According to a new United Nations report, 2009 was the deadliest year for Afghan civilians since the U.S. invaded in 2001. The international body tallied 2,412 civilian deaths, a spike from 2,118 killed in 2008. But insurgents were responsible for the vast majority. The population-protection measures taken by Gen. Stanley McChrystal, who took command in Afghanistan in June, are responsible for a significant drop in U.S.-caused casualties. Agence France Presse:
Civilian deaths caused by Western troops fell 28 percent last year compared to the year before, it said, attributing the drop to measures taken specifically to protect civilians.
Commander of the foreign forces in Afghanistan, US , has made minimising civilian deaths and injuries a central tenet of his counter-insurgency strategy, and has ordered reduced air strikes as one way of achieving this objective.

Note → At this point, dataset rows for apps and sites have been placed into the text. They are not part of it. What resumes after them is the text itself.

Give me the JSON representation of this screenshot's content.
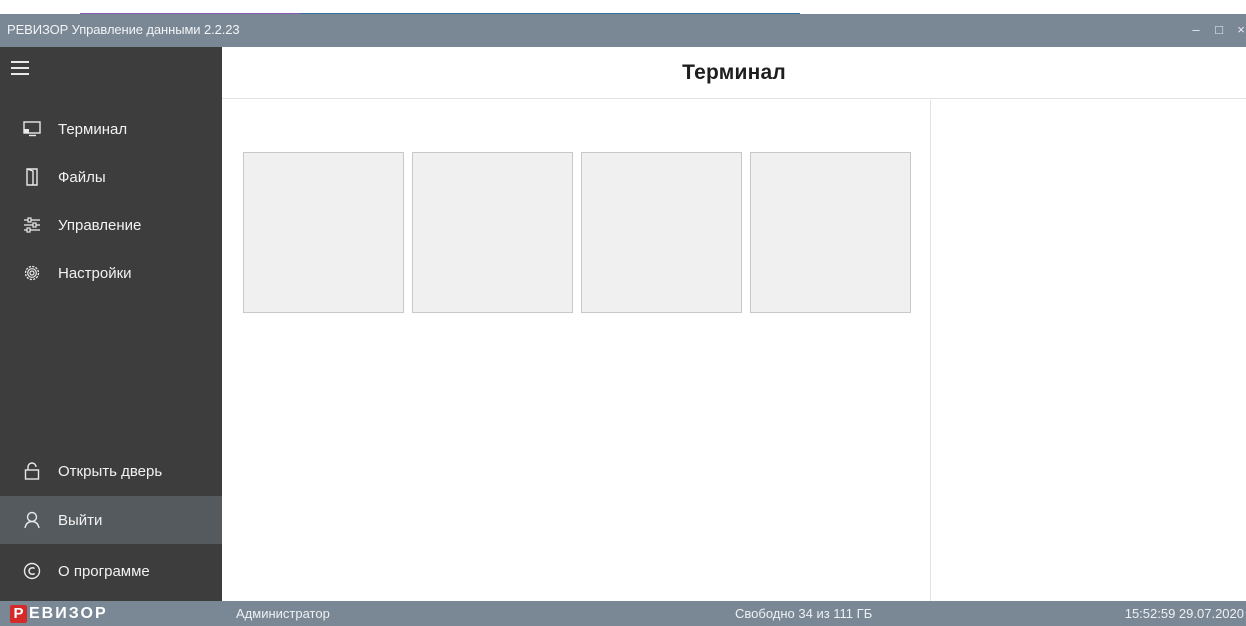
{
  "window": {
    "title": "РЕВИЗОР Управление данными 2.2.23",
    "controls": [
      "–",
      "□",
      "×"
    ]
  },
  "sidebar": {
    "menu_icon": "hamburger-icon",
    "items": [
      {
        "label": "Терминал",
        "icon": "monitor-icon"
      },
      {
        "label": "Файлы",
        "icon": "door-icon"
      },
      {
        "label": "Управление",
        "icon": "sliders-icon"
      },
      {
        "label": "Настройки",
        "icon": "gear-icon"
      }
    ],
    "bottom_items": [
      {
        "label": "Открыть дверь",
        "icon": "unlock-icon",
        "active": false
      },
      {
        "label": "Выйти",
        "icon": "user-icon",
        "active": true
      },
      {
        "label": "О программе",
        "icon": "copyright-icon",
        "active": false
      }
    ]
  },
  "header": {
    "title": "Терминал"
  },
  "terminal": {
    "tiles": [
      "",
      "",
      "",
      ""
    ]
  },
  "statusbar": {
    "logo_letter": "Р",
    "logo_word": "ЕВИЗОР",
    "user": "Администратор",
    "free_space": "Свободно 34 из 111 ГБ",
    "datetime": "15:52:59 29.07.2020"
  },
  "colors": {
    "titlebar": "#7a8794",
    "sidebar": "#3d3d3d",
    "sidebar_active": "#555a5f",
    "tile": "#f0f0f0",
    "logo_red": "#d42a2a"
  }
}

The UN report said the change in NATO forces’ command structure, “specific steps to minimize civilian casualties” and “a new tactical directive” by the force contributed to the reduction in non-combatant deaths.
McChrystal can take credit for that drop, and the international recognition of his efforts is vindication. But it’s a cold comfort, given the overall spike in civilian casualties. McChrystal has testified that his metrics for success include protecting civilians from harm — whether from his troops or from the Taliban. While the deaths he’s directly responsible for are pointing in the right direction, the bottom-line total clearly isn’t.